For whatever reason, money is seen as “static,” as something that has to be learned from others or applied through systems, rather than figured out creatively.
I don’t believe creativity has boundaries; if it does, they are set only by our brains in order to avoid trying to reinvent the wheel with every mundane activity we do. But a little creativity can go a long way with money, when applied the right way.
When you’re money-creative, you can do things like:
- Create a custom Excel template that projects your checking balance and shows your net worth over the last 26 weeks.
- Devise a savings plan that transfers $20 every time you watch a TV show. (Try it; you’ll watch less TV and save more.)
- Discover that calculating and looking at the daily interest cost of your debt makes you really want to pay it off (thanks to Baker for this tip).
- Figure out that individual HSA-based insurance is actually a better deal for you than your emplolyer’s group plan.
Yes, it’s true that money is governed by certain principles (spend less than you earn, etc.). But equally true is the reality that everyone’s situation is uniquely theirs. Trying to apply someone else’s money systems or philosophies blindly can lead to a lot of frustration and disappointment.
Here are a few ideas for boosting the money creativity in your own life:
- Set aside regular time with your money that isn’t planned for bills or balances. Target little-seen components of your financial picture.

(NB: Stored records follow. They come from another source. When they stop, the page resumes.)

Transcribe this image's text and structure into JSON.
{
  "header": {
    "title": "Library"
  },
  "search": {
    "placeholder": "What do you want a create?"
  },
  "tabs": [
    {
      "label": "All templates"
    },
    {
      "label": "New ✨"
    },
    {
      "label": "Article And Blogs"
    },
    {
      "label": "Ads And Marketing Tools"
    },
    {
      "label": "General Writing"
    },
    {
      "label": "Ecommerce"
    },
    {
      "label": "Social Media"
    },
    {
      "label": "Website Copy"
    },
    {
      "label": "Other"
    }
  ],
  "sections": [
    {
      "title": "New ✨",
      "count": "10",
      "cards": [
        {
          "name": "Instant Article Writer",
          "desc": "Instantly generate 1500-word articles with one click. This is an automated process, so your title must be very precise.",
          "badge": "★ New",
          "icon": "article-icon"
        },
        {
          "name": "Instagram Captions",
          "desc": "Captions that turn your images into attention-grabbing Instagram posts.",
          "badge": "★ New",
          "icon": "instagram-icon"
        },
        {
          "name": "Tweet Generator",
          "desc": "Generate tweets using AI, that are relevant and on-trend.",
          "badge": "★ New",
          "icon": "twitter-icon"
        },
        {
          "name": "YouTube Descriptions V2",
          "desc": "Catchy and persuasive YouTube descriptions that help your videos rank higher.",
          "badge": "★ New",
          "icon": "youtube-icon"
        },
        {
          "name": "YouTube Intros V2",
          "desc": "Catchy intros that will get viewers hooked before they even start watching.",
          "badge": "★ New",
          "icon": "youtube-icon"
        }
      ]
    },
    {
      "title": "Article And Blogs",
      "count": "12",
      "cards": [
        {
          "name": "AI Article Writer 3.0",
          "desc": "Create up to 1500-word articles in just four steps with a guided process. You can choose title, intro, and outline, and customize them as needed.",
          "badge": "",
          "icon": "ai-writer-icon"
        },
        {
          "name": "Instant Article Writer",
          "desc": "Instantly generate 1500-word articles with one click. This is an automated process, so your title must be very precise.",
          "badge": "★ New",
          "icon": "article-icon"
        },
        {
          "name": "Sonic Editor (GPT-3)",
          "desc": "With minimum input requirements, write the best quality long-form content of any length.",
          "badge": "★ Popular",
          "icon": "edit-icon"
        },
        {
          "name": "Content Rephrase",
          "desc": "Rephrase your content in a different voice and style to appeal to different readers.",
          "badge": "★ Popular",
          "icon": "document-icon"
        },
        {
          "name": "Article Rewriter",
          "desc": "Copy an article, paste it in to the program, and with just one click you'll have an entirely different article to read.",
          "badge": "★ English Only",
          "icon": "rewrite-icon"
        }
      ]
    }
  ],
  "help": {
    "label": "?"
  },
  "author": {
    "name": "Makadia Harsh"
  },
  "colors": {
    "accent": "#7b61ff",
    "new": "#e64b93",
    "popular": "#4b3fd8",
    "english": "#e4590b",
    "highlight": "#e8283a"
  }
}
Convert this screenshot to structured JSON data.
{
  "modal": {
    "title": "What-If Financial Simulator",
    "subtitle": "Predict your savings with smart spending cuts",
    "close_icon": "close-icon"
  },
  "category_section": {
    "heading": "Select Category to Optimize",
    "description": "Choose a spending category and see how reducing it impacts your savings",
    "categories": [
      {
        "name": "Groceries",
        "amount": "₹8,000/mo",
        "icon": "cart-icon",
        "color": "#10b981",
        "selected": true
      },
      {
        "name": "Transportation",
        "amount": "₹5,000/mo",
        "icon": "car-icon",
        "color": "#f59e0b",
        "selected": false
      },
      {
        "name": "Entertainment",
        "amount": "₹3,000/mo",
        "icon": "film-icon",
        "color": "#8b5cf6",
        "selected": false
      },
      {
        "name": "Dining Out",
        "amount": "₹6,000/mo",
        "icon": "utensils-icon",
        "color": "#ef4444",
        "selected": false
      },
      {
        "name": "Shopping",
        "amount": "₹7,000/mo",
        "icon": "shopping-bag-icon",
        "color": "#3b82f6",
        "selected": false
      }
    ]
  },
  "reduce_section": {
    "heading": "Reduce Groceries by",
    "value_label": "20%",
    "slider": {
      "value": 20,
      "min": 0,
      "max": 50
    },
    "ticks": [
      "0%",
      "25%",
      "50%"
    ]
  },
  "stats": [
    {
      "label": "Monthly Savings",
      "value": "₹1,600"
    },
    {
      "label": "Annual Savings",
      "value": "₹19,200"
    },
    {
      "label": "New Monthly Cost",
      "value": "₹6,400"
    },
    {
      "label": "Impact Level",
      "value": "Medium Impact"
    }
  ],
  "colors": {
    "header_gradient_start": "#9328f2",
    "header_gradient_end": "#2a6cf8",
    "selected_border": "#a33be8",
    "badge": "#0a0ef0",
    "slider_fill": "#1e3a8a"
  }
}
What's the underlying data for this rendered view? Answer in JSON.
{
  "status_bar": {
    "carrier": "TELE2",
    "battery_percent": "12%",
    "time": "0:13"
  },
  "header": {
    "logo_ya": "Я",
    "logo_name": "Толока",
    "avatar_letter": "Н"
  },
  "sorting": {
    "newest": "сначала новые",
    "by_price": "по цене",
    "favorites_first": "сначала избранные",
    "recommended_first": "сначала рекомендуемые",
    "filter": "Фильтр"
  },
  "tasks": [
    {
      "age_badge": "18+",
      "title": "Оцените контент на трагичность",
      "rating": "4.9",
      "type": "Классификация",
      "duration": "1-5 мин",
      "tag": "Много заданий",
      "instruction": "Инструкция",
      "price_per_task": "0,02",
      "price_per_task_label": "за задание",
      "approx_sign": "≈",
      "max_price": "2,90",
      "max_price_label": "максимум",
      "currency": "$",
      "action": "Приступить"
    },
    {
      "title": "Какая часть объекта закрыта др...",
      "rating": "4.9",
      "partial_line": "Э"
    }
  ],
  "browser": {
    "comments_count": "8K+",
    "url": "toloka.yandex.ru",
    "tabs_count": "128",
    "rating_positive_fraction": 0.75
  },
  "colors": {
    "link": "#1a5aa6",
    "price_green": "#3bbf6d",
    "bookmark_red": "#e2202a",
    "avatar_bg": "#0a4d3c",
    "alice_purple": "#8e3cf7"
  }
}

- Think of something that bugs you about your money systems; something not quite perfect. Brainstorm various ways to improve it. Don’t aim for perfection, but try to make it stellar.
- Think about the basic areas of finance: spending, saving, earning, etc. Think about more specific sub-areas. Tackle each one independently–what can you improve?
- Set artificial limits. It’s often said that a crisis breeds creativity–why not create your own? Imagine your income is cut in half, or your brother calls needing $10,000. What’s the most creative thing you could do to make it work?
- Read, talk, and observe. You can learn a great deal from others, and it might spark a few ideas of your own.
You can’t spend your whole life reinventing the wheel, but from time to time it pays to stop and re-configure how you approach things. It’ll keep you honest. Good luck!